### [Problem details]
Find and copy the lines in the records beneath this task that contain the word "bookmark".

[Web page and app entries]
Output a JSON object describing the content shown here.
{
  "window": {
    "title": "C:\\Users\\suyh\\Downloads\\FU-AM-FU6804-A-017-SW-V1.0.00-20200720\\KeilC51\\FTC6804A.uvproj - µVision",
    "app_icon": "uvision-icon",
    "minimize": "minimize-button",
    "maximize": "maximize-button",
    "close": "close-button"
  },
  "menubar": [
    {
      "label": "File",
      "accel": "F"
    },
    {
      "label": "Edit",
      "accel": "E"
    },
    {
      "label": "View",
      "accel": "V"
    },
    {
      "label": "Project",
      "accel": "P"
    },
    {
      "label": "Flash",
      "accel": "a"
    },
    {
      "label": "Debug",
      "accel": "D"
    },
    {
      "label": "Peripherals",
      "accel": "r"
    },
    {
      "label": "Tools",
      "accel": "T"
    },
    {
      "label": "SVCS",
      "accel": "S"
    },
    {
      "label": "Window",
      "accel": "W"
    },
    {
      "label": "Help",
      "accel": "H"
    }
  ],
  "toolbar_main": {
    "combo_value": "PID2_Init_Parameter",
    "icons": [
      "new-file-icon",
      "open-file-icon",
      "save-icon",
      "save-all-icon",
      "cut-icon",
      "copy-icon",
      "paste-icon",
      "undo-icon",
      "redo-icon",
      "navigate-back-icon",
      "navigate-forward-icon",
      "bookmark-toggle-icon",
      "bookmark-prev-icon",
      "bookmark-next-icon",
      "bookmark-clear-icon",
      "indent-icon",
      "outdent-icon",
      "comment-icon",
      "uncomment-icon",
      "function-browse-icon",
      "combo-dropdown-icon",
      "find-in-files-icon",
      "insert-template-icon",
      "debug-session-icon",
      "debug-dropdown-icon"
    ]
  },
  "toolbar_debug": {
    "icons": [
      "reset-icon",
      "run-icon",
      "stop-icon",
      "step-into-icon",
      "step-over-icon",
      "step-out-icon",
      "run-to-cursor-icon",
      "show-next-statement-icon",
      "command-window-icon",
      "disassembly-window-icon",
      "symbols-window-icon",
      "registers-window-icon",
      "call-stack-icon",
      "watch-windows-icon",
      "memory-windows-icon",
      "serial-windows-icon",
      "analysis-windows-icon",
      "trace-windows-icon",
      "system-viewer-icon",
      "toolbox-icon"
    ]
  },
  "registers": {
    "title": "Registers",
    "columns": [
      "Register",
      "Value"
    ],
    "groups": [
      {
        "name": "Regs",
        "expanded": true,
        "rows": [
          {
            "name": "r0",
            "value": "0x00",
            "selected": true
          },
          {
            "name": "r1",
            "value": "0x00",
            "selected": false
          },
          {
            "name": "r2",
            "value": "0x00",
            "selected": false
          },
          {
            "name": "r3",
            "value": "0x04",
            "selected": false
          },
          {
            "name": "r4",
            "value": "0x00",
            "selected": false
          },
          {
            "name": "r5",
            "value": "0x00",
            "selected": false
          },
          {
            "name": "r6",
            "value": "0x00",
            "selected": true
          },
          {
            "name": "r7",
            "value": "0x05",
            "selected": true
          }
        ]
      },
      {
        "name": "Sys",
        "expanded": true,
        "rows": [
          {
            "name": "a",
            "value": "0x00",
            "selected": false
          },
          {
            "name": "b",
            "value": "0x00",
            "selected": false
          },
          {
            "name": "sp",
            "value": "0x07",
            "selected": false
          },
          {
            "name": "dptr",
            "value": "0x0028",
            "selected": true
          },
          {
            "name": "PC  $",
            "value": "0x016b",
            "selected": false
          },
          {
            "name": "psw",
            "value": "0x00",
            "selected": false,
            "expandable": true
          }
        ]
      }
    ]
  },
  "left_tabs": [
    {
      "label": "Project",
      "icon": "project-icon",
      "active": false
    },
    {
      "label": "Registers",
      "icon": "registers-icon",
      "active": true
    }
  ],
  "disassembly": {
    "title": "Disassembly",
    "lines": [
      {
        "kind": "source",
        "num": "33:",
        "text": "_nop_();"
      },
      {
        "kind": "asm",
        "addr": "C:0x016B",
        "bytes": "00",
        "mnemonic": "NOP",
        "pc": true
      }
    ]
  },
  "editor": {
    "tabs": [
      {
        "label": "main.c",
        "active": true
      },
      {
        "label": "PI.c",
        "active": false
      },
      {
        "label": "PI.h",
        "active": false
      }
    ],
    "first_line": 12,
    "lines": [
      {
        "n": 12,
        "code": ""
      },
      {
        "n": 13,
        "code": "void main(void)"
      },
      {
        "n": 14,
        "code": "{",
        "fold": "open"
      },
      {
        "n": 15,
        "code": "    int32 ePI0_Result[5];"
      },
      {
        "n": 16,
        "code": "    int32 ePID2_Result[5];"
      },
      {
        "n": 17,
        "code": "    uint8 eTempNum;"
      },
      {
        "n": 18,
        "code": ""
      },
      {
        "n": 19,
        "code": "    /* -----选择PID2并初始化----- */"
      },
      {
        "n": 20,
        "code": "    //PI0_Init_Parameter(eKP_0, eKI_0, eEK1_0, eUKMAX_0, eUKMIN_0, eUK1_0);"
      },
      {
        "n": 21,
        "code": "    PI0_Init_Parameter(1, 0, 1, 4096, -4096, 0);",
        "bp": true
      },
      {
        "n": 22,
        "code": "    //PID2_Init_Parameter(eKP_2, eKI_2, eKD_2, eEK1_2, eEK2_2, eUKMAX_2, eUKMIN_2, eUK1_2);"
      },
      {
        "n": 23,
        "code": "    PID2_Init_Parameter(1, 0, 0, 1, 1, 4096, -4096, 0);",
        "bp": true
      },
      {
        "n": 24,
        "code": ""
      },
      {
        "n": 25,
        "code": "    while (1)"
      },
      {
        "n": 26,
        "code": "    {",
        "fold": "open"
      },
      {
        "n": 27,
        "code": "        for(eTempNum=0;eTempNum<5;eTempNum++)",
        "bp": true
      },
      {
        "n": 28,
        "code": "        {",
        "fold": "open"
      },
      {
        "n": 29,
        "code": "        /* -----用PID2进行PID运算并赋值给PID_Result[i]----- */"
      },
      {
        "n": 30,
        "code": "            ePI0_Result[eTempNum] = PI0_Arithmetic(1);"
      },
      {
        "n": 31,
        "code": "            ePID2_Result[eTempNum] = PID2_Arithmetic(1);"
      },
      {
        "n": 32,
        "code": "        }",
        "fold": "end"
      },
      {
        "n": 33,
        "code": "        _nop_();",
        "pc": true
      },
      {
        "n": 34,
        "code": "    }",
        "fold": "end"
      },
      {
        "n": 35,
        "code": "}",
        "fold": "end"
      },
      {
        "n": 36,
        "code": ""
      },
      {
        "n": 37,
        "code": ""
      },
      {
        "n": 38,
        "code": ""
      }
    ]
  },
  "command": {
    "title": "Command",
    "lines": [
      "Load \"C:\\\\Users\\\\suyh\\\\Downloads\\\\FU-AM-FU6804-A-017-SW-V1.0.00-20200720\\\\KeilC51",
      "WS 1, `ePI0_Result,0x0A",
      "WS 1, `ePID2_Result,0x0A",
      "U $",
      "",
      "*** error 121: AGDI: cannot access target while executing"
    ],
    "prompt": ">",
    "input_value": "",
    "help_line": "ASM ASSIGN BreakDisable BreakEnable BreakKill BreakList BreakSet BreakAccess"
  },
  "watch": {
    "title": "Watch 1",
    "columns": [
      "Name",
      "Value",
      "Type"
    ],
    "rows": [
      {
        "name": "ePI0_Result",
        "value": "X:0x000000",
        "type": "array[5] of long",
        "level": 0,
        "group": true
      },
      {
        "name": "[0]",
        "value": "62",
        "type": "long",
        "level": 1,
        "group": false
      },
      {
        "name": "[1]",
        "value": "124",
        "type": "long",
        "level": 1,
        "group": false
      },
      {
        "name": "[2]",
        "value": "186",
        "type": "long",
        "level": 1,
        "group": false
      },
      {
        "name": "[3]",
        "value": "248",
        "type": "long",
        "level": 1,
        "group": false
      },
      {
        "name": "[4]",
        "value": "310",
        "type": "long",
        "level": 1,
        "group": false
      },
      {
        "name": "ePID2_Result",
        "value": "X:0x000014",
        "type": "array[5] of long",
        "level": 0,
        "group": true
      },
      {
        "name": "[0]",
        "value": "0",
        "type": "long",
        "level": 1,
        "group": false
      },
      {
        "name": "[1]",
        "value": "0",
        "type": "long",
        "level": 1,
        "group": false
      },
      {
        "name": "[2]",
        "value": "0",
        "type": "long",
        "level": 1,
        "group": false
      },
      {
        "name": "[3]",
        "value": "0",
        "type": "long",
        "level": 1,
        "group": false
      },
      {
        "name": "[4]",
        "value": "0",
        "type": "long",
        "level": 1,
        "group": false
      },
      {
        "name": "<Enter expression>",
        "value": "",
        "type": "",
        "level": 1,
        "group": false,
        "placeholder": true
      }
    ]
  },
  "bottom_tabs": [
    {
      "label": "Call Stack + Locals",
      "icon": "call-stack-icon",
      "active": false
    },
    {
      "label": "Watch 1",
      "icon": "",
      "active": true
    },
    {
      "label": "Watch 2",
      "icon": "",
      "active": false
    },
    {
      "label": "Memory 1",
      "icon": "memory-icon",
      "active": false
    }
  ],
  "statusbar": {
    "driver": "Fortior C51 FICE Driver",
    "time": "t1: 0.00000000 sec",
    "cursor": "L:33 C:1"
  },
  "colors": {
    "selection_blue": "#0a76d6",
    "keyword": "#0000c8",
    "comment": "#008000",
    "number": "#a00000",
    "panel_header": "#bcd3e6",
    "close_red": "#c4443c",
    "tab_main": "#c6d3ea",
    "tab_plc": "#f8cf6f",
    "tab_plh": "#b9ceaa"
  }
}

### [Exercise result]
      "bookmark-toggle-icon",
      "bookmark-prev-icon",
      "bookmark-next-icon",
      "bookmark-clear-icon",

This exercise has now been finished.